Reproduce every line of the data, exactly and without its pictures.

━━━ TASK DATA ━━━

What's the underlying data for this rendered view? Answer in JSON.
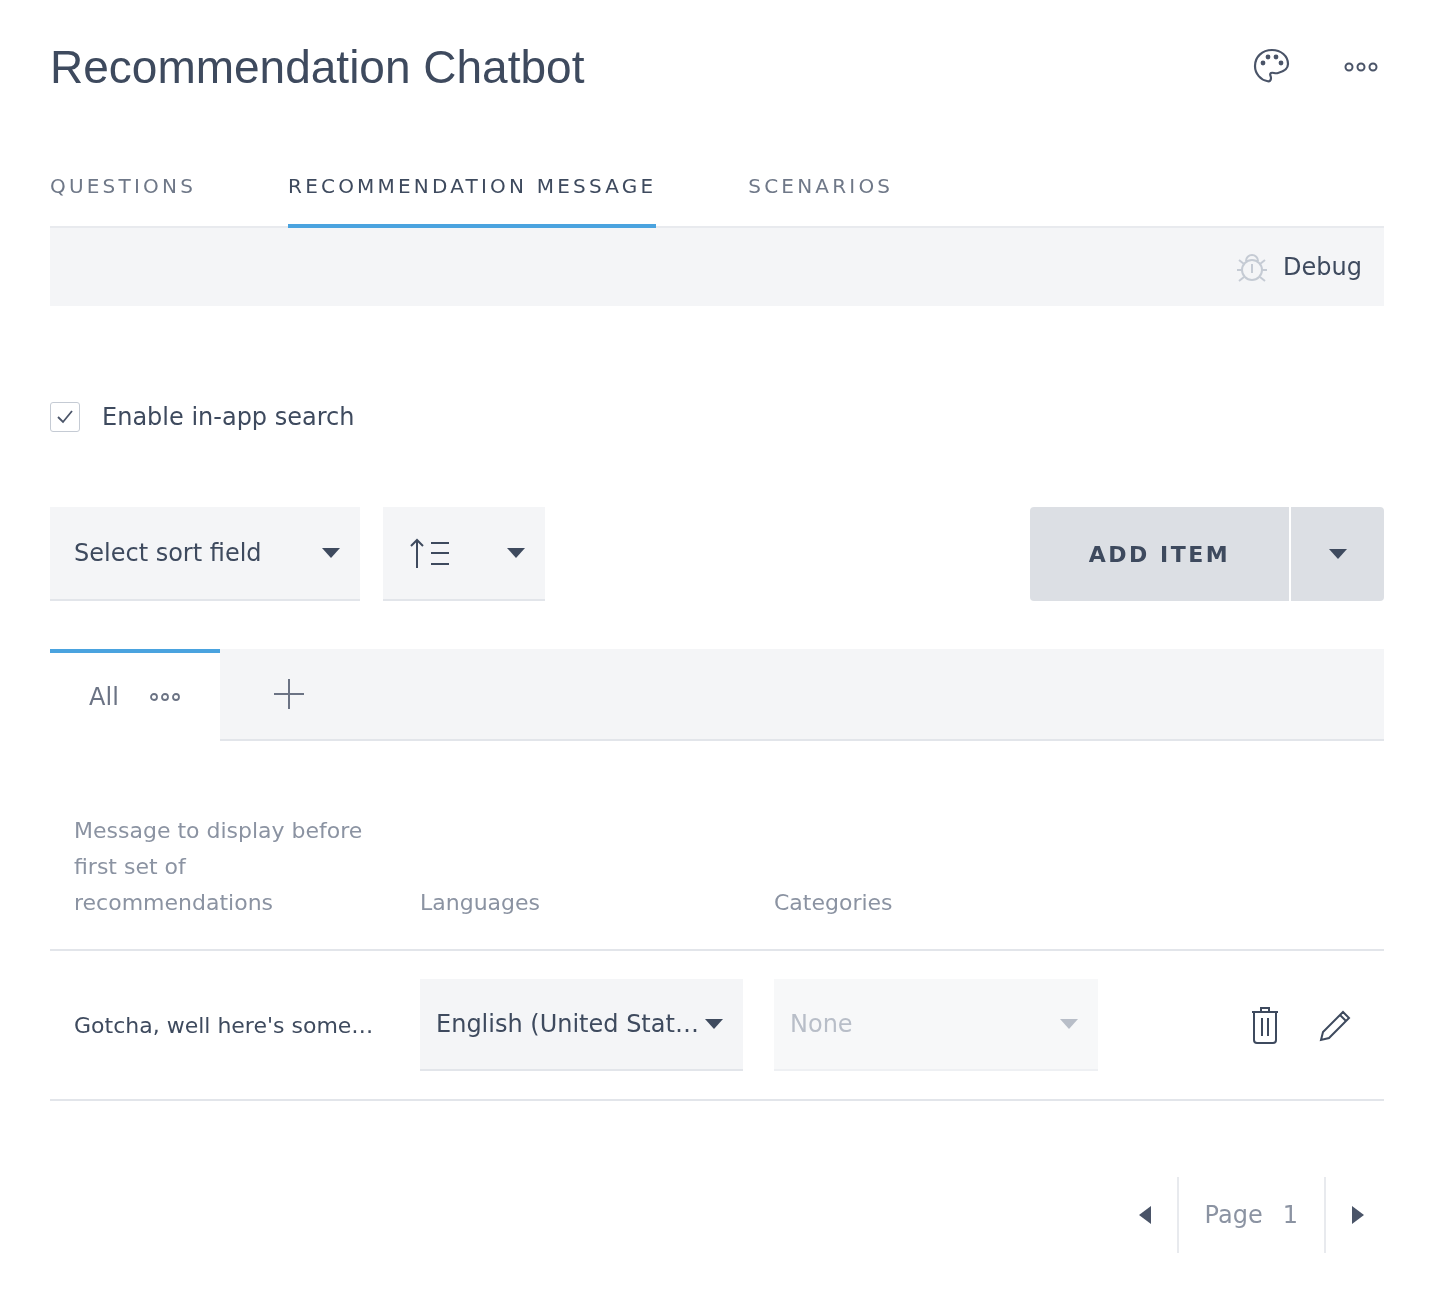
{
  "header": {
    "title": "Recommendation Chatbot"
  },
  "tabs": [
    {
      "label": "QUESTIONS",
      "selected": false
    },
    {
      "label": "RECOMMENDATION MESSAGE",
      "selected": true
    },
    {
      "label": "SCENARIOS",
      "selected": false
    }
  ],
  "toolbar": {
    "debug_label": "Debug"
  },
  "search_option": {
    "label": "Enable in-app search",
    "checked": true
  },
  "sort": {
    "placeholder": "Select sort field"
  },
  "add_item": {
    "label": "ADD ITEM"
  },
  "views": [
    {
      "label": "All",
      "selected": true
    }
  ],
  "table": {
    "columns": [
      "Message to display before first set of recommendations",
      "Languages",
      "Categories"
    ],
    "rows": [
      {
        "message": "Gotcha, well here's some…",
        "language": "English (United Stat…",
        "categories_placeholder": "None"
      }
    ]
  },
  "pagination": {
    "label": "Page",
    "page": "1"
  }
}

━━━

_EXPECTED ANSWER_
What's the underlying data for this rendered view? Answer in JSON.
{
  "header": {
    "title": "Recommendation Chatbot"
  },
  "tabs": [
    {
      "label": "QUESTIONS",
      "selected": false
    },
    {
      "label": "RECOMMENDATION MESSAGE",
      "selected": true
    },
    {
      "label": "SCENARIOS",
      "selected": false
    }
  ],
  "toolbar": {
    "debug_label": "Debug"
  },
  "search_option": {
    "label": "Enable in-app search",
    "checked": true
  },
  "sort": {
    "placeholder": "Select sort field"
  },
  "add_item": {
    "label": "ADD ITEM"
  },
  "views": [
    {
      "label": "All",
      "selected": true
    }
  ],
  "table": {
    "columns": [
      "Message to display before first set of recommendations",
      "Languages",
      "Categories"
    ],
    "rows": [
      {
        "message": "Gotcha, well here's some…",
        "language": "English (United Stat…",
        "categories_placeholder": "None"
      }
    ]
  },
  "pagination": {
    "label": "Page",
    "page": "1"
  }
}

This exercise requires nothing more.